At the Emily Carr S3D Centre of Excellence, it’s our job to advocate on the behalf of Content Producers who want to employ S3D and Advanced Imaging Technology. We at the Centre are very bullish and passionate about S3D and all believe that its use enhances a story if placed in the hands of a skillful practitioner.
As such, we were pleased to learn that the 32nd edition of the Vancouver Film Festival http://www.viff.org/had planned to screen a number of 3D Films including 3X3D, which is a collaboration of two film legends Peter Greenaway and Jean Luc Goddard. Also on the list (there are four all together) was a curious documentary film Flashback Memories 3D http://www.viff.org/festival/films/f8447-flashback-memories-3d
The screening was in the middle of a Monday afternoon, so I was the only one from our group who decided to attend the screening with thoughts that it was important that we were represented at the most atypical of screenings, a 3D documentary from a Japanese filmmaker.
The film is the story of a Japanese Didgeridoo player, Goma, who has an international following.
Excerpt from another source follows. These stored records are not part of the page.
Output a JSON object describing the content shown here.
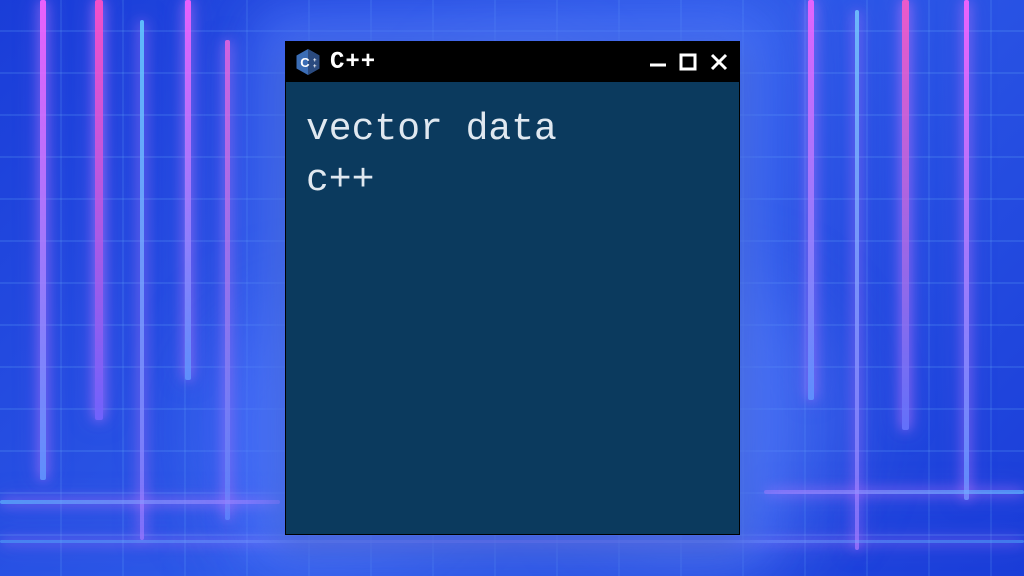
{
  "window": {
    "title": "C++",
    "content_line1": "vector data",
    "content_line2": "c++"
  },
  "colors": {
    "window_bg": "#0b3a5e",
    "titlebar_bg": "#000000",
    "text": "#e0e8f0",
    "logo_primary": "#3b6db5",
    "logo_secondary": "#2a4a7f"
  }
}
In the film we learn that Goma, whose talents with his Didgeridoo are prodigious (the sounds that he is able to produce from the instrument are truly astonishing) is involved in a car accident that leaves him with short-term memory loss and subject to a series of emotional disturbances. This is a rich subject to mine for a documentary. We see Goma and his band “The Jungle Rhythm Section” performing throughout. In addition, in an attempt to insert another layer to the story, the director has them play in front of a green screen on which video of Goma’s life is displayed. In 2D this would be an interesting directorial choice and an experimental way of chronicling and contextualizing the artist’s history.
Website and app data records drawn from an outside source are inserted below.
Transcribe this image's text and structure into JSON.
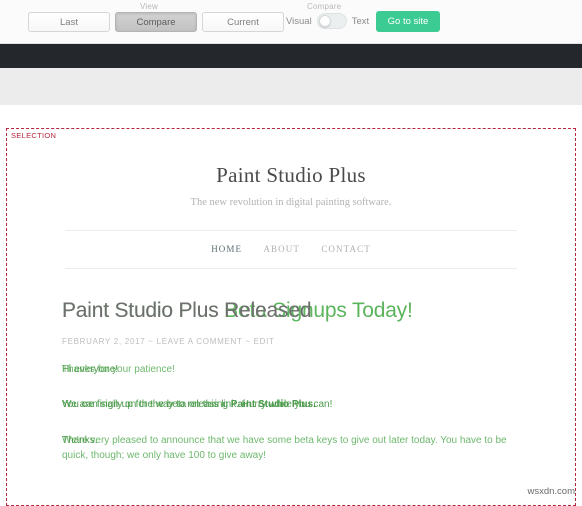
{
  "toolbar": {
    "view_group_label": "View",
    "compare_group_label": "Compare",
    "buttons": [
      {
        "label": "Last",
        "active": false
      },
      {
        "label": "Compare",
        "active": true
      },
      {
        "label": "Current",
        "active": false
      }
    ],
    "toggle": {
      "left_label": "Visual",
      "right_label": "Text",
      "position": "left"
    },
    "goto_site_label": "Go to site",
    "accent_color": "#3ccb92"
  },
  "selection": {
    "tag": "SELECTION",
    "border_color": "#b5273f"
  },
  "site": {
    "title": "Paint Studio Plus",
    "tagline": "The new revolution in digital painting software.",
    "nav": [
      {
        "label": "HOME",
        "active": true
      },
      {
        "label": "ABOUT",
        "active": false
      },
      {
        "label": "CONTACT",
        "active": false
      }
    ]
  },
  "post": {
    "headline_old": "Paint Studio Plus Released",
    "headline_new": "Paint Studio Plus Beta Signups Today!",
    "meta": "FEBRUARY 2, 2017 ~ LEAVE A COMMENT ~ EDIT",
    "meta_parts": {
      "date": "FEBRUARY 2, 2017",
      "separator": "~",
      "comment": "LEAVE A COMMENT",
      "edit": "EDIT"
    },
    "paragraph1_old": "Hi everyone!",
    "paragraph1_new": "Thanks for your patience!",
    "paragraph2_old": "You can sign up for the beta on this link. Hurry while you can!",
    "paragraph2_new_prefix": "We are finally on the way to releasing ",
    "paragraph2_new_bold": "Paint Studio Plus.",
    "paragraph3_old": "Thanks.",
    "paragraph3_new": "We're very pleased to announce that we have some beta keys to give out later today. You have to be quick, though; we only have 100 to give away!",
    "old_color": "#6f6f6f",
    "new_color": "#5cb45c"
  },
  "watermark": "wsxdn.com"
}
Unfortunately, however, this diminishes the story in 3D. This is most likely due to the fact that the two eyes are converged on the band and there is divergence on the green screen. More troubling for the eye and brain is the 2D video on the green screen that has been converted. In the genre of documentary, this footage is known as ‘run and gun’, meaning that it was never shot with 3D composition or framing in mind and is something akin to home movies. These two factors, coupled with a large amount of text on screen, created enormous problems for me. I could not fuse the 3D comfortably and was forced to remove my glasses during the sequence. Thus bringing to mind one rule that 3D Filmmaker should never break and that is ‘thou shall not hurt your audience’.
The art of storytelling in 3D is merely in its infancy, and all of us producing 3D content have so much to learn. It would be easy to dismiss the Flashback Memories 3D as an experiment that went wrong, but that would be too simplistic and grossly unfair. In fact, whether the director intended it or not, there was one scene that was magical and worked well in 3D, that being the scene in which Goma and his band played in front of the green screen. However, these time still images of paintings that Goma produced (inexplicably after his accident) were shot in native 3D and then projected. This had a surreal immersive quality that only 3D can provide.
As evidenced by Wim Wender’s landmark film Pina, http://www.wim-wenders.com/movies/movies_spec/pina/pina.htm documentary is a genre that 3D can and will flourish in. We at the Centre advocate vociferously for its use, but we also know that the filmmaker needs to think carefully before taking their 3D journey. Ultimately Goma is a very interesting character and an extremely talented artist. This does come across in the film and we must laud Mr. Tetsuaki for deciding to employ and display his film in the 3D medium. It is my opinion and that of 3D practitioners that many of the breakthroughs in 3D will not necessarily come from Hollywood but from independent artists. However, whether it’s a big budget movie or independent art film, we must always be conscious of our audience’s comfort and never let the use of 3D detract or hinder the story.